NEW YORK — In America’s backyards and living rooms, Labrador retrievers reign as top dogs. But the breed that has been the nation’s most popular for a record 23 years has never won its most elite dog show.
It’s a curiosity — not to say a frustration — for Lab lovers who have watched the Westminster Kennel Club’s prized best in show trophy at times go to breeds that many Americans might never have heard of, let alone scratched behind the ears.
While the Labs’ long drought continued Tuesday night when they were eliminated from this year’s competition, fans have become somewhat resigned to the equivalent of cheering a box-office star who somehow never wins the Oscar.
“They’re the best family dog, but they problem is: They’ll never win Westminster because they’re not flashy enough,” Sue Collins said Tuesday as she and fellow Lab breeder Michelle Birnhak looked after Birnhak’s dog, Joey, one of 76 Labs entered at Westminster.
While the breed regularly makes a big showing in numbers, “they haven’t given us the recognition,” said Collins, of Rocky Point, N.Y.
Known for their happy-go-lucky outlook and ability to play roles ranging from pet to search-and-rescue sleuth, Labs last year surpassed poodles’ 22-year stretch as the most prevalent purebred dogs in the U.S., the American Kennel Club announced last month.

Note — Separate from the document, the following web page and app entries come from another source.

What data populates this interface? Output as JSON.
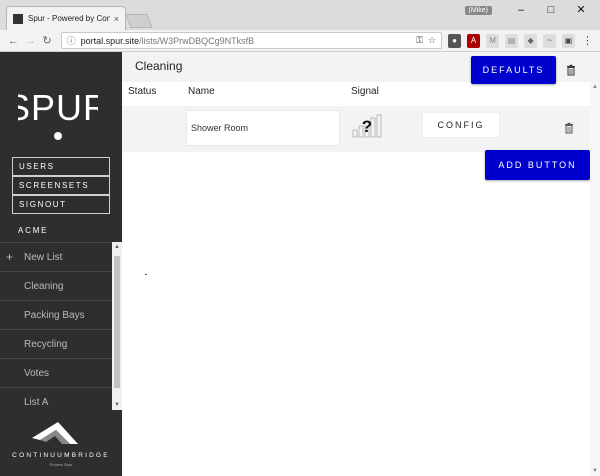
{
  "browser": {
    "tab_title": "Spur - Powered by Conti",
    "tab_close": "×",
    "user_badge": "(Mike)",
    "win_min": "–",
    "win_max": "□",
    "win_close": "✕",
    "url_host": "portal.spur.site",
    "url_path": "/lists/W3PrwDBQCg9NTksfB"
  },
  "sidebar": {
    "logo_text": "SPUR",
    "nav": [
      "USERS",
      "SCREENSETS",
      "SIGNOUT"
    ],
    "org": "ACME",
    "new_list_label": "New List",
    "lists": [
      "Cleaning",
      "Packing Bays",
      "Recycling",
      "Votes",
      "List A"
    ],
    "footer_brand": "CONTINUUMBRIDGE",
    "footer_tag": "Powers Spur"
  },
  "main": {
    "title": "Cleaning",
    "defaults_label": "DEFAULTS",
    "columns": {
      "status": "Status",
      "name": "Name",
      "signal": "Signal"
    },
    "rows": [
      {
        "name": "Shower Room",
        "signal_glyph": "?",
        "config_label": "CONFIG"
      }
    ],
    "add_button_label": "ADD BUTTON"
  },
  "colors": {
    "accent_blue": "#0000cc",
    "sidebar_bg": "#2e2e2e",
    "header_bg": "#f3f3f3"
  }
}
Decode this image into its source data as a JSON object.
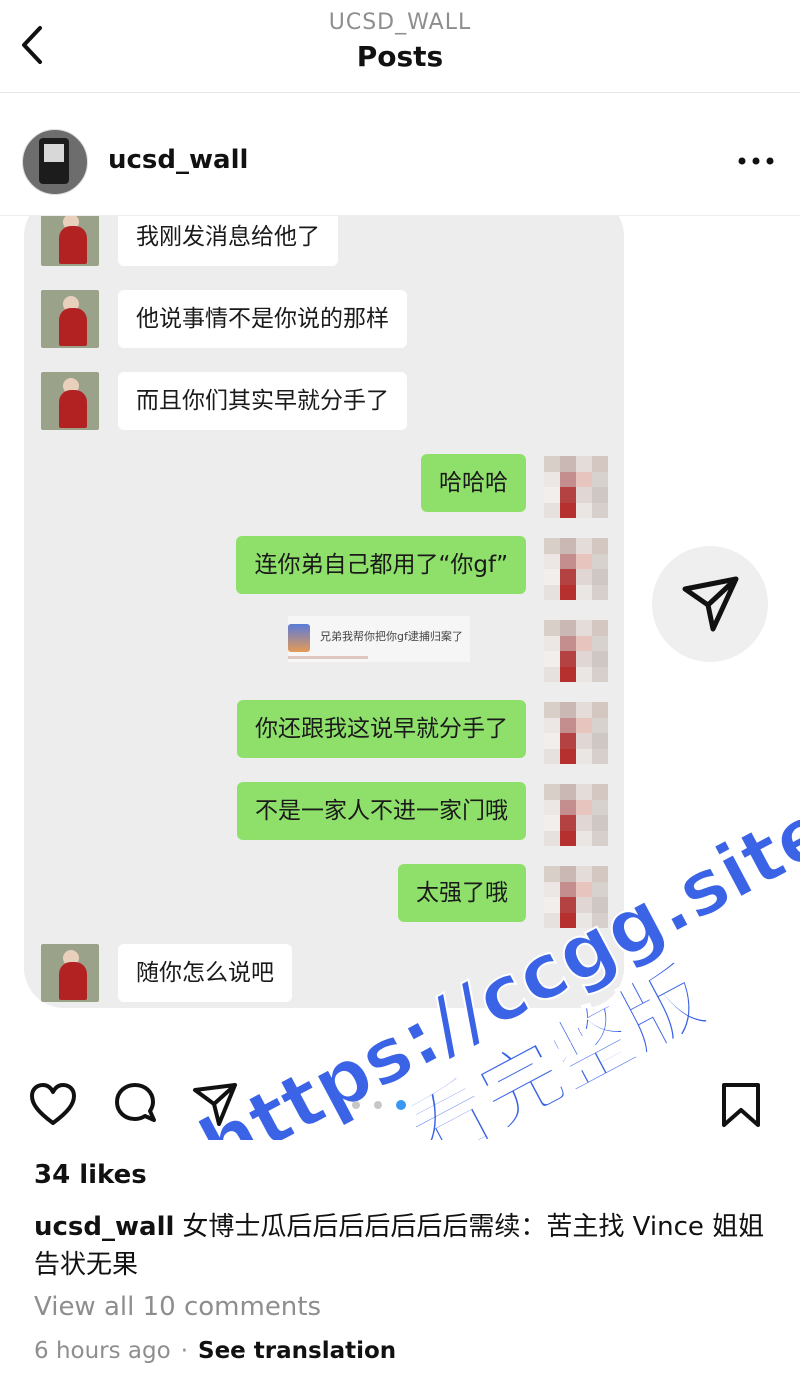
{
  "header": {
    "account": "UCSD_WALL",
    "title": "Posts"
  },
  "post": {
    "username": "ucsd_wall",
    "likes": "34 likes",
    "caption_user": "ucsd_wall",
    "caption_text": "女博士瓜后后后后后后后需续：苦主找 Vince 姐姐告状无果",
    "view_comments": "View all 10 comments",
    "time": "6 hours ago",
    "separator": "·",
    "see_translation": "See translation"
  },
  "chat": {
    "messages": [
      {
        "side": "left",
        "text": "我刚发消息给他了"
      },
      {
        "side": "left",
        "text": "他说事情不是你说的那样"
      },
      {
        "side": "left",
        "text": "而且你们其实早就分手了"
      },
      {
        "side": "right",
        "text": "哈哈哈"
      },
      {
        "side": "right",
        "text": "连你弟自己都用了“你gf”"
      },
      {
        "side": "right",
        "text": "兄弟我帮你把你gf逮捕归案了"
      },
      {
        "side": "right",
        "text": "你还跟我这说早就分手了"
      },
      {
        "side": "right",
        "text": "不是一家人不进一家门哦"
      },
      {
        "side": "right",
        "text": "太强了哦"
      },
      {
        "side": "left",
        "text": "随你怎么说吧"
      }
    ]
  },
  "watermark": {
    "line1": "https://ccgg.site",
    "line2": "看完整版"
  },
  "carousel": {
    "count": 3,
    "active": 3
  },
  "colors": {
    "bubble_right": "#8fe06b",
    "bubble_left": "#ffffff",
    "chat_bg": "#ededed",
    "watermark": "#3b63e6",
    "carousel_active": "#3897f0"
  },
  "icons": [
    "back-icon",
    "more-icon",
    "send-icon",
    "heart-icon",
    "comment-icon",
    "share-icon",
    "bookmark-icon"
  ]
}
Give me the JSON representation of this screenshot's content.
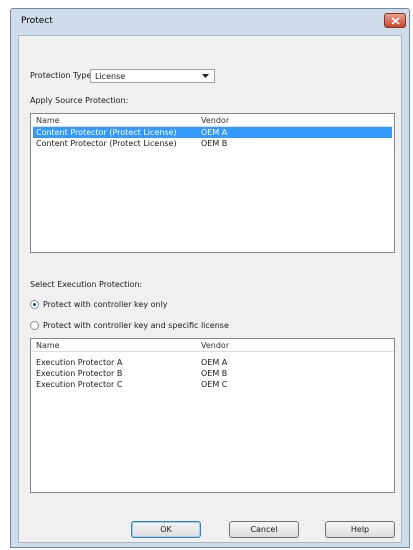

The organization doesn’t release raw numbers, just rankings.
Westminster has awarded the best in show title for more than a century, and several of today’s top 10 most popular breeds have won. Eighth-ranked poodles have triumphed at Westminster nine times, most recently in 2002. But four breeds in the top 10, including third-ranked golden retrievers, have never bounded off with the trophy.
Meanwhile, fox terriers — their three varieties 96th and lower on the popularity ladder — have been best in show 17 times. The Sealyham terrier, the 158th-most-prevalent breed, has logged four Westminster wins, though the last came in 1977.
In the last seven years, winners have included such familiar breeds as the beagle and Scottish terrier, but also some decided rarities: the pint-sized affenpinscher (143rd most prevalent) and the giant Scottish deerhound (165th).
To be sure, Westminster is meant to recognize the dog that best meets its breed’s standards, not the one that’s in the most homes. Plenty of obscure breeds have never won.
Still, theories abound about why the nation’s most numerous purebreds have yet to have their day at Westminster.
Breeder Deborah Weinman notes that Labs don’t have the eye-catching, lanky stride of a pointer, for instance, as they circle the judging ring. Breeder Emily Magnani wonders whether some breeds’ elaborate grooming can help them make an impression, compared to relatively what-you-see-is-what-you-get Labs.
Heidi Kellerman, who breeds both Labrador and golden retrievers, feels the very qualities that endear them to pet owners might not get them points in shows.
“A Lab and a golden retriever are truly the dog you can live with. ... I think maybe it’s taken for granted,” Kellerman, of Lawtons, N.Y., said as her 15-year-old daughter, Carolyn, prepared to show one of their goldens, Patrick, on Tuesday. Wet and awaiting a blow dry, he seemed unfazed by the throng of spectators passing by and taking pictures.
To David Frei, Westminster’s longtime TV host, Labs’ and goldens’ eager-to-please nature “takes an edge off them in the show ring,” compared to breeds more prone to display a bit of canine attitude.
“Terriers were bred to cause a little bit of trouble,” he chuckled. “I think that helps them stand out and draw attention in the ring.”
Lab aficionados might be wistful, but they’re not exactly worried if the breed lags at Westminster.
After all, Weinman smiled, “We don’t need any more popularity for our breed.”